The stock market may have bounced after six straight weeks of selling, but things were getting bad enough that even the solid market leaders like Apple were being taken to the woodshed. 24/7 Wall St. routinely looks for value stocks and one of the key metrics that comes up is the share price comparison to book value. This group has low price-to-book values in alphabetical order of their ticker symbols: Bank of America Corporation (NYSE: BAC); Bunge Limited (NYSE: BG); Citigroup, Inc. (NYSE: C); (NYSE: GLW); (NYSE: HPQ); Morgan Stanley (NYSE: MS); and, Sealed Air Corporation (NYSE: SEE).
When we look for bargain basement price-to-book value, there are many more factors to consider. Analysts actually expect each of these companies to realize positive earnings growth next year, with earnings growth estimates ranging from 5.5% to more than 57%. Each of these companies have very low implied forward P/E ratios, which actually fall between 6.4 to 11.4. We also only consider liquid shares as well and each of these have an average daily volume exceeding one million shares. Five of the seven companies trade more than 10 million shares daily. These are some of the same criteria which large value investors look for. Except where otherwise noted, the source for all performance and financial data is Finviz.com.
There are a few more considerations here. Book value is retroactive and we are late in the quarter. Admittedly, there are more considerations than a price against a stated equity value. There is also often a difference between book value screens and what true vultures look at in a tangible book value after you strip out goodwill and intangible assets. This was the first of two or three book value reviews. While discounted companies are often buyout targets for other companies and for private equity, these companies are in most cases probably too large to be considered buyout targets. Most companies trade under book value for a reason, but some of these companies do not have troubles that caused the company to look cheap.
Bank of America Corporation (NYSE: BAC) trades at close to half its book value, or at least so the screen value denotes. Our take is a far less ‘discount” as we previously noted, “Some still-bullish investors may heed that $13.21 book value as a safety net, but the bears may argue that the figure should act more like a ceiling.” Also, how does one truly value a bank in today’s climate? You have to trust what management states as book value. Its forward PE of 6.4 also outshines the other six companies described here. Does America’s largest bank by deposits truly expect to live up to those estimates ahead? Your guess is as good as ours.
While currently undergoing earnings challenges, analysts look for Bank of America to post more than 55% earnings growth next year. In Tuesday trading, Bank of America’s shares closed at $10.83, up 2.17%, and it has a market cap of more than $100 billion.
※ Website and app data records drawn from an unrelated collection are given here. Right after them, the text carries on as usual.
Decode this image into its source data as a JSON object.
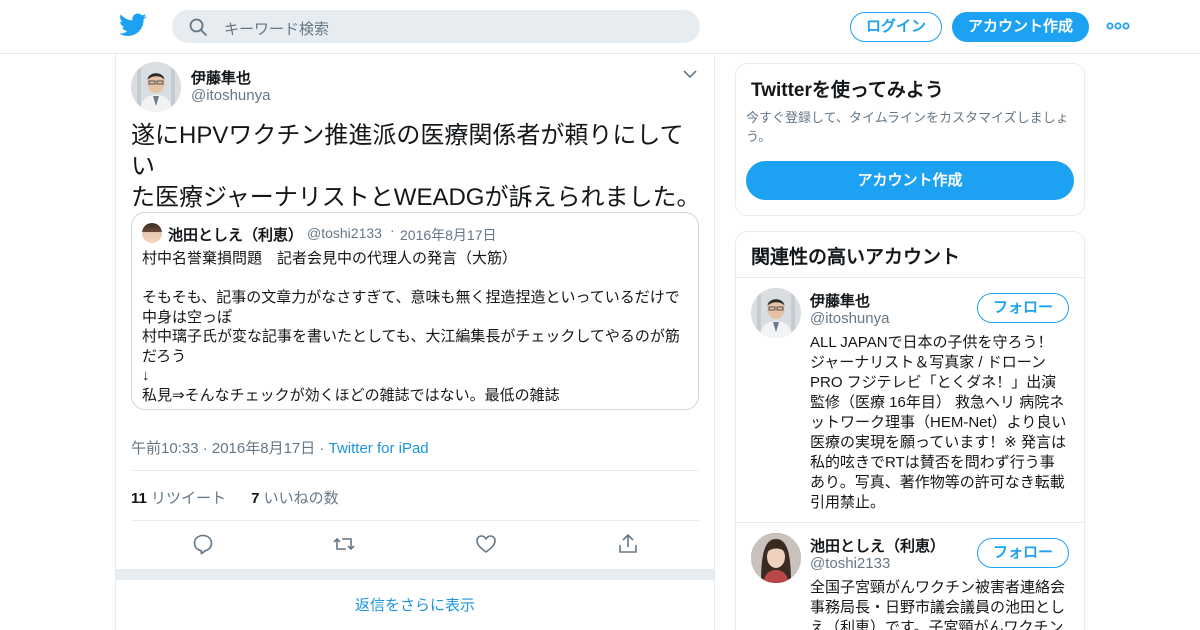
{
  "colors": {
    "accent": "#1da1f2",
    "link": "#1b95e0",
    "muted": "#657786",
    "text": "#14171a",
    "border": "#e6ecf0"
  },
  "nav": {
    "logo_icon": "twitter-bird-icon",
    "search_placeholder": "キーワード検索",
    "login_label": "ログイン",
    "signup_label": "アカウント作成",
    "more_icon": "more-dots-icon"
  },
  "tweet": {
    "author_name": "伊藤隼也",
    "author_handle": "@itoshunya",
    "text_lines": [
      "遂にHPVワクチン推進派の医療関係者が頼りにしてい",
      "た医療ジャーナリストとWEADGが訴えられました。"
    ],
    "quote": {
      "author_name": "池田としえ（利恵）",
      "author_handle": "@toshi2133",
      "separator": "·",
      "date": "2016年8月17日",
      "lines": [
        "村中名誉棄損問題　記者会見中の代理人の発言（大筋）",
        "",
        "そもそも、記事の文章力がなさすぎて、意味も無く捏造捏造といっているだけで",
        "中身は空っぽ",
        "村中璃子氏が変な記事を書いたとしても、大江編集長がチェックしてやるのが筋",
        "だろう",
        "↓",
        "私見⇒そんなチェックが効くほどの雑誌ではない。最低の雑誌"
      ]
    },
    "timestamp": "午前10:33 · 2016年8月17日",
    "meta_separator": "·",
    "source": "Twitter for iPad",
    "retweet_count": "11",
    "retweet_label": "リツイート",
    "like_count": "7",
    "like_label": "いいねの数",
    "actions": [
      "reply-icon",
      "retweet-icon",
      "like-icon",
      "share-icon"
    ],
    "more_replies": "返信をさらに表示"
  },
  "sidebar": {
    "signup_card": {
      "title": "Twitterを使ってみよう",
      "subtitle": "今すぐ登録して、タイムラインをカスタマイズしましょう。",
      "cta": "アカウント作成"
    },
    "related": {
      "title": "関連性の高いアカウント",
      "accounts": [
        {
          "name": "伊藤隼也",
          "handle": "@itoshunya",
          "follow_label": "フォロー",
          "bio_lines": [
            "ALL JAPANで日本の子供を守ろう！",
            "ジャーナリスト＆写真家 / ドローン",
            "PRO フジテレビ「とくダネ！」出演",
            "監修（医療 16年目） 救急ヘリ 病院ネ",
            "ットワーク理事（HEM-Net）より良い",
            "医療の実現を願っています！※ 発言は",
            "私的呟きでRTは賛否を問わず行う事",
            "あり。写真、著作物等の許可なき転載",
            "引用禁止。"
          ]
        },
        {
          "name": "池田としえ（利恵）",
          "handle": "@toshi2133",
          "follow_label": "フォロー",
          "bio_lines": [
            "全国子宮頸がんワクチン被害者連絡会",
            "事務局長・日野市議会議員の池田とし",
            "え（利恵）です。子宮頸がんワクチン"
          ]
        }
      ]
    }
  }
}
Its 52-week price range is $10.40 to $16.05.
Bunge Limited (NYSE: BG) sports a price to book value of 0.77. This world-wide basic foods company offers a forward PE less than 10.5. Bunge’s shares closed at $66.95 in Tuesday trading, up 2.34%. Its 52-week trading range is $45.18 to $75.89. With a value of nearly $10 billion, this agriculture and food giant was surprising to see trading with a market cap under its $11.5 billion in net tangible assets. It was surprising to see the soy bean giant in this group, but perhaps it is worth noting that Bunge shares traded between $100 and $120 back as recently as early 2008 before the recession kicked into high-speed.
Citigroup, Inc. (NYSE: C) is another bank which is easy to argue about true book value against tangible book value. Still, it trades at about two-thirds of its book value in our screen. with a price to book ratio of 0.67, places among the best companies in this lineup. The financial giant’s forward PE is 7.43. In the aftermath of the world-wide financial crisis, Citigroup is realizing year-over-year earnings growth of 146% this year, with 27.5% expected next year. Will it live up to those expectations? Again, your guess is as good as ours. In Tuesday trading, Citigroup’s shares closed at $39.31, up 3.01%. Its 52-week price range is $36.19 to $51.49. At its latest earnings report, Citigroup gave a book value per share of $5.85 with a tangible book value per share of about $4.69; now listed as $58.50 and $46.90 after its reverse split.